So why is he able to pronate on the sinker and not the fastball? It’s actually fairly simple. A bit of a hack pitchers use is to preset the wrist position of the pitch they’re throwing in the glove when they’re in the set position or before their windup. A sinker is a pitch you pronate through as you throw it, so it’s likely that Lively presets his wrist slightly pronated in the glove when he comes set, and that it’s enough to encourage that pronation on the wrist during the takeaway phase.

Now that we’ve identified a potential problem, how do we fix it. This is, to me, why it’s so interesting that the Guardians signed him because one of the potential fixes couldn’t be more in their wheelhouse. Option A is simply to get him to pronate more consistently in his takeaway phase, it’s a quicker fix for sure and you could absolutely see benefit from it. The other option, and this is where the Guardians excel, would be shortening his arm path. The Guards absolutely love the compact arm swing that limits how far away from the body the hand goes. They’ve encouraged seemingly every pitcher they acquire towards that way of thinking. I’m sure many of you remember when Aaron Civale and Shane Bieber tightened up their arm action into that more compact motion that almost looked like they were short arming it (Civale in particular) but it doesn’t have to be that drastic. Remember all we care about is where the hand is at takeaway and whether it’s tight to the body or extended out away from the body.

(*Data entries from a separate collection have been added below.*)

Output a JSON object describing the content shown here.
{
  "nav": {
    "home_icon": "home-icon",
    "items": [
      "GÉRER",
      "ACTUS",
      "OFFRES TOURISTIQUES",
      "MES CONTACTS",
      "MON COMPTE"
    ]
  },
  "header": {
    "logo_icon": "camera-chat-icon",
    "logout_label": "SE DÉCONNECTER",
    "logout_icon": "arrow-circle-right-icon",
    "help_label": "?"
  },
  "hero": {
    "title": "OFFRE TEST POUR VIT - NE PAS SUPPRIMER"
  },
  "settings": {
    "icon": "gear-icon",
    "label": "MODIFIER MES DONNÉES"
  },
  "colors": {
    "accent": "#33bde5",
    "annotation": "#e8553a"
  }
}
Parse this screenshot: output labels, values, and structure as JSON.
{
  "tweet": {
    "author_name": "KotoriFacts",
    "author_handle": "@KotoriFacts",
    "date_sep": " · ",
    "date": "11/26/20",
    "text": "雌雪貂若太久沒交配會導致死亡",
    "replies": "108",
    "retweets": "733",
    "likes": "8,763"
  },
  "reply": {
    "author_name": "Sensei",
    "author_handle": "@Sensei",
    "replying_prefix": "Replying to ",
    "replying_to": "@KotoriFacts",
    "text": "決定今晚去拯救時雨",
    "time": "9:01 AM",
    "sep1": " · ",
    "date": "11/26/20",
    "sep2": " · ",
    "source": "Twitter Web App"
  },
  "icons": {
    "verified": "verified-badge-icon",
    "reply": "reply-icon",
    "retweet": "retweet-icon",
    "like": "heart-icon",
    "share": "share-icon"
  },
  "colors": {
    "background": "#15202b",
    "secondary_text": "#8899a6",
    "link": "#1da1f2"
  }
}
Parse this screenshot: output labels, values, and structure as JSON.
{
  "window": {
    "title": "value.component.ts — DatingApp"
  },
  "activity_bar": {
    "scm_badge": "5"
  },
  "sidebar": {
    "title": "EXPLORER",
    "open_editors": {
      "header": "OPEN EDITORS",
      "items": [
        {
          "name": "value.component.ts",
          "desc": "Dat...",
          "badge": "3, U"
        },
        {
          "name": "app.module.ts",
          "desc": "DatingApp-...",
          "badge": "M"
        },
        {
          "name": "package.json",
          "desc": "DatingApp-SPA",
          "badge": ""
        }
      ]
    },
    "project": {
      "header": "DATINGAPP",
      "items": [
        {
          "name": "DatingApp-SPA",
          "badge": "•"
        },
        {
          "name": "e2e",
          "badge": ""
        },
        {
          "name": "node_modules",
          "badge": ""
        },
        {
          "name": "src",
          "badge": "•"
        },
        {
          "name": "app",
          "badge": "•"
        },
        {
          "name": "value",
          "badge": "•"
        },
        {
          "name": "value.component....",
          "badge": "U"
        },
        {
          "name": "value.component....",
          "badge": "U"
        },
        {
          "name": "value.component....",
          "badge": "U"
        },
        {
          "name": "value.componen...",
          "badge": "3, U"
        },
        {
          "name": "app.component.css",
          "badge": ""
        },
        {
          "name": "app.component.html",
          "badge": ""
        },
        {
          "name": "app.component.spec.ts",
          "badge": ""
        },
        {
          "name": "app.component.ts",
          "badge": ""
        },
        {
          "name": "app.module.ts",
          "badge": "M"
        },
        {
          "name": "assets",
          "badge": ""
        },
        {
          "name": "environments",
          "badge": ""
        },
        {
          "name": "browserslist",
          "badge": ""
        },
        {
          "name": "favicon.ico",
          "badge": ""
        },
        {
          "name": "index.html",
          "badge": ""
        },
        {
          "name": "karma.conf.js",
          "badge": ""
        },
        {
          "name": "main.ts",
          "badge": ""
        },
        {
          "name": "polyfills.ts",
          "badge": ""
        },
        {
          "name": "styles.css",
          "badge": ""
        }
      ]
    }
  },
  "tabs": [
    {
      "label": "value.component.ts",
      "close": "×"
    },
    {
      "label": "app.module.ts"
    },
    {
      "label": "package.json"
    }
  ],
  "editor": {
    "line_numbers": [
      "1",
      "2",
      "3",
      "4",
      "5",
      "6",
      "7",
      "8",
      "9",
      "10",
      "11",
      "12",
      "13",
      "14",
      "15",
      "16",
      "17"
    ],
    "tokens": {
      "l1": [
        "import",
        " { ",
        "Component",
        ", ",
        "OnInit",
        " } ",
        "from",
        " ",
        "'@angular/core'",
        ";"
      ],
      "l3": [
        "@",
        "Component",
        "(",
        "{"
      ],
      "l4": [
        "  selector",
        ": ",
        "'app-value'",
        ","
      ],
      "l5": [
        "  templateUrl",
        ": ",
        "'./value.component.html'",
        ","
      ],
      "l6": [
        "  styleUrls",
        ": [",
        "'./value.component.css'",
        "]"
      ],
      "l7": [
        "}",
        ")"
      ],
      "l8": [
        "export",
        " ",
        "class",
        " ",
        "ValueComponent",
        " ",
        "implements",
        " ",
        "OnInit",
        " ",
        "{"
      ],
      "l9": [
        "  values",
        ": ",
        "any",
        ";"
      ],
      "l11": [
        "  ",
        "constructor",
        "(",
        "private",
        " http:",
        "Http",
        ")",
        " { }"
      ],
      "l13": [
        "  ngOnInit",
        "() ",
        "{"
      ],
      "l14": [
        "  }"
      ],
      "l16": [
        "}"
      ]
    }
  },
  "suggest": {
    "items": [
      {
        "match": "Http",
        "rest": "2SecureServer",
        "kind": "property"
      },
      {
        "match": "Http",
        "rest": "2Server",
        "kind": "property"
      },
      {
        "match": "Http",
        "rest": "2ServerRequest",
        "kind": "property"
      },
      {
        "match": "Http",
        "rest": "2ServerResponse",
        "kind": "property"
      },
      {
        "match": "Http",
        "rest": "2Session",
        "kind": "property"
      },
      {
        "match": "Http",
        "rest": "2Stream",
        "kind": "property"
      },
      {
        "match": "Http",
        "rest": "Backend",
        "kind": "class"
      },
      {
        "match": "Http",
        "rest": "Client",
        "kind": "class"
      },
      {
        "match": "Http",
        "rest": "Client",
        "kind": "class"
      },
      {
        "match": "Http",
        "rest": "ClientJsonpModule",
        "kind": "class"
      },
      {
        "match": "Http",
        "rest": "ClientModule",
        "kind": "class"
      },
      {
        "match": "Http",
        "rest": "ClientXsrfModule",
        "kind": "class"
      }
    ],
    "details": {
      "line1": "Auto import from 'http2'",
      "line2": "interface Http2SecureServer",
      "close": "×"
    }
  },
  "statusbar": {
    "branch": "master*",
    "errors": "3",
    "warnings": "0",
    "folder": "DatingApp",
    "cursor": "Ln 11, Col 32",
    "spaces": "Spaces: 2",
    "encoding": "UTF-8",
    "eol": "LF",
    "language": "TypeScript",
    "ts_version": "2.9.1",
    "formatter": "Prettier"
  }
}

A more recent example of a pitcher the Guardians have had make this change is Tanner Bibee. Bibee is also a great example of how it’s not the distance the arm travels in the swing but the distance of the hand from the body that matters. Notice how in the footage from his time in college his hand goes more towards second base with a pronated wrist position whereas now it ends up slightly supinated right next to his back knee as he transitions into the throw.

(The footage of Bibee in college is low quality enough that I figured video would be better than a still image to illustrate the point)

Tanner made some absolutely massive jumps in velocity and all around stuff once he got into the Guardians system, and while it isn’t the only adjustment they made tightening up his arm action into a more efficient motion certainly played a role in that. This isn’t to say that a longer arm action is bad, however I would argue that it’s easier to be consistent and repeatable with a shorter arm action. Repeatability in mechanics is absolutely critical and I’d argue the #1 thing the Guardians focus on with pitchers.

So what does this mean for Lively? Well I’m obviously not privy to the conversations the Guardians pitching dev staff is having with him, but I highly suspect that you’ll see him come into spring training with a shorter arm action. If he does it’s not unreasonable to think he could gain 1-2 MPH on the fastball and more consistency on his breaking stuff. Is this signing going to turn us into immediate World Series favorites? No, probably not. Is Lively going to make these adjustments and suddenly turn into a Cy Young candidate? Also no, but this is a savvy move to pick up a guy whose mechanical deficiencies line up well with the areas you’re proficient at teaching, and it’s not unreasonable to think that they could turn him into a reliable back of the rotation guy who has a great night here and there.

I personally really like the signing and while I’d certainly like to see them address the lineup, getting wins in moves like this are where small market teams like Cleveland make a living.